FOR people surrounded by water, we Filipinos do not seem to appreciate rivers, lakes, or even the sea. And yet, those natural resources may hold the key to the solutions of so many of our problems.
Take traffic congestion in Metro Manila, for instance. A recent Japanese study estimated that its economic cost at about P2.4 billion a day. In a year, that adds up to P576 billion, which is P176 billion more than the 2014 infrastructure budget. One solution, which the Aquino government is pursuing of late, is to build more roads. The downside is that construction work worsens the congestion in the short term. Even after the projects’ completion, the Philippines will still lag far behind in infrastructure development relative to other Asean countries – and in meeting the actual domestic needs for more roads. Worse, the rail system has further deteriorated under the present government.
All of the government’s efforts to ease traffic congestion have not amounted to much. To its credit, the government did try to revive the Pasig River ferry, but to date that pursuit has not taken off. What a shame.
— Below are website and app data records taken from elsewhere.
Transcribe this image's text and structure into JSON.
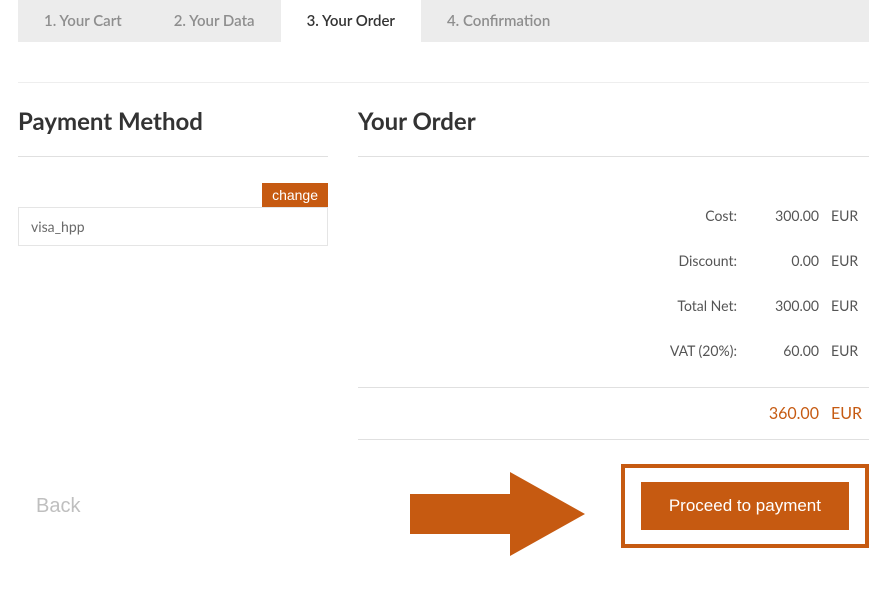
{
  "tabs": [
    {
      "label": "1. Your Cart"
    },
    {
      "label": "2. Your Data"
    },
    {
      "label": "3. Your Order"
    },
    {
      "label": "4. Confirmation"
    }
  ],
  "payment": {
    "heading": "Payment Method",
    "change_label": "change",
    "method": "visa_hpp"
  },
  "order": {
    "heading": "Your Order",
    "rows": [
      {
        "label": "Cost:",
        "value": "300.00",
        "currency": "EUR"
      },
      {
        "label": "Discount:",
        "value": "0.00",
        "currency": "EUR"
      },
      {
        "label": "Total Net:",
        "value": "300.00",
        "currency": "EUR"
      },
      {
        "label": "VAT (20%):",
        "value": "60.00",
        "currency": "EUR"
      }
    ],
    "total": {
      "value": "360.00",
      "currency": "EUR"
    }
  },
  "footer": {
    "back_label": "Back",
    "proceed_label": "Proceed to payment"
  }
}
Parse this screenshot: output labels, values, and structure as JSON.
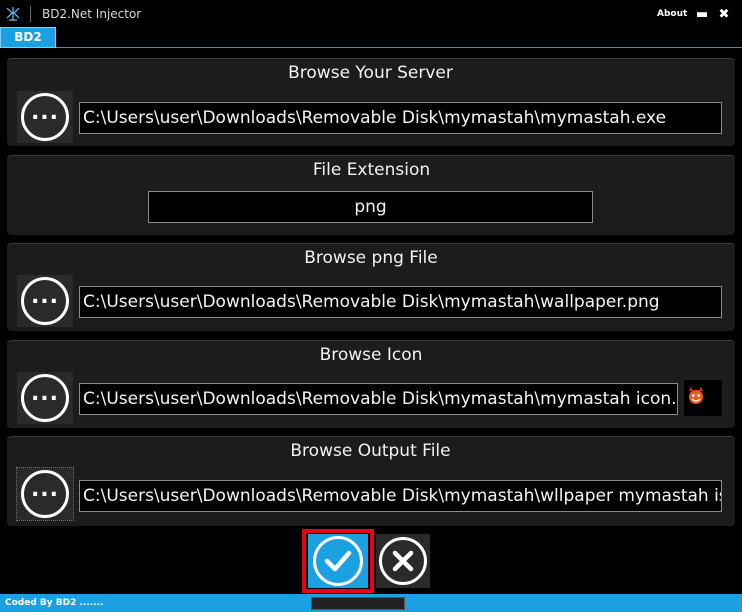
{
  "window": {
    "title": "BD2.Net Injector",
    "about_label": "About",
    "minimize_glyph": "▬",
    "close_glyph": "✖"
  },
  "tabs": [
    {
      "label": "BD2",
      "active": true
    }
  ],
  "sections": {
    "server": {
      "title": "Browse Your Server",
      "value": "C:\\Users\\user\\Downloads\\Removable Disk\\mymastah\\mymastah.exe",
      "browse_label": "..."
    },
    "extension": {
      "title": "File Extension",
      "value": "png"
    },
    "png_file": {
      "title": "Browse png File",
      "value": "C:\\Users\\user\\Downloads\\Removable Disk\\mymastah\\wallpaper.png",
      "browse_label": "..."
    },
    "icon": {
      "title": "Browse Icon",
      "value": "C:\\Users\\user\\Downloads\\Removable Disk\\mymastah\\mymastah icon.ico",
      "browse_label": "...",
      "preview_icon": "devil-face-icon"
    },
    "output": {
      "title": "Browse Output File",
      "value": "C:\\Users\\user\\Downloads\\Removable Disk\\mymastah\\wllpaper mymastah isl",
      "browse_label": "..."
    }
  },
  "actions": {
    "ok_icon": "checkmark-icon",
    "cancel_icon": "x-icon"
  },
  "status": {
    "text": "Coded By BD2 ......."
  },
  "colors": {
    "accent": "#1ba1e2",
    "highlight": "#e8001c",
    "panel": "#1c1c1c"
  }
}
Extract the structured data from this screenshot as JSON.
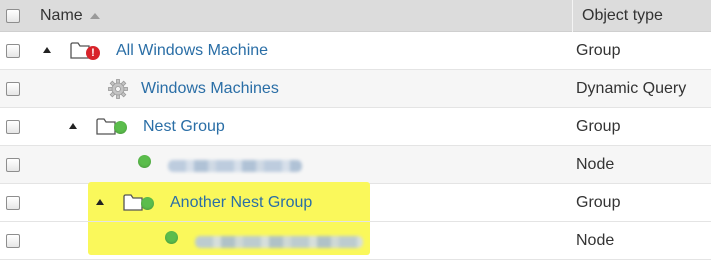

If developed well, the Pasig River could be another EDSA. The river is longer than that major thoroughfare, about 25 kilometers versus EDSA’s 23.8 kilometers. Also like EDSA, the Pasig River cuts through the heart of the metropolis, including the core business and financial venue, Makati City.
Actually, using the Pasig River for transport is not a new concept. Many have forgotten that before the urbanization of Manila, the river served as a major means of transportation for the capital city.
We also should remember that the Pasig River connects to two important bodies of water – Manila Bay at its mouth and Laguna de Bay at its source. Again if the Pasig is developed, people and cargo could be shipped to and from Metro Manila and the lakeshore towns in Rizal and Laguna. The lake’s shoreline is about 220 kilometers. Just imagine the cost of building a road that long.
On the other end, Manila Bay has a coastline about 190 kilometers. By ferry from the Pasig River, it would be possible to go from Manila to the coastal towns in Cavite, Bulacan, Pampanga, and Bataan.
Of course, the reality is far more complex. Pasig River and Laguna de Bay are heavily silted in many parts, and that limits their use in transportation. Resolving this issue not only requires the relocation of countless illegal settlers along the river banks, but also the replanting of denuded mountains and other areas to stop dumping further soil erosion into the lake. Moreover, developing water highways will require the construction of ports for passengers and cargo. Huge investments will be needed to build and manage the ferries and other vessels that will ply these bodies of water.
Still, the potential benefits are enormous. The positives may be even greater once we start thinking of other things to do with these natural resources. For instance, Pasig River and Laguna de Bay can also be developed for tourism. Also, they can be tapped for recreational activities, such as sailing and many other water sports.
Of course, we should not forget the basics. Laguna de Bay, in particular, can be an important source of fresh drinking water for Metro Manila and nearby provinces. If revived, the Pasig River and Manila Bay could be a boon to the fishing industry. And if cleaned, the tributaries and estuaries could mitigate flooding in Metro Manila.
These and the other potential benefits mentioned earlier could be realized only if we stop treating our bodies of water as moats and as public toilets.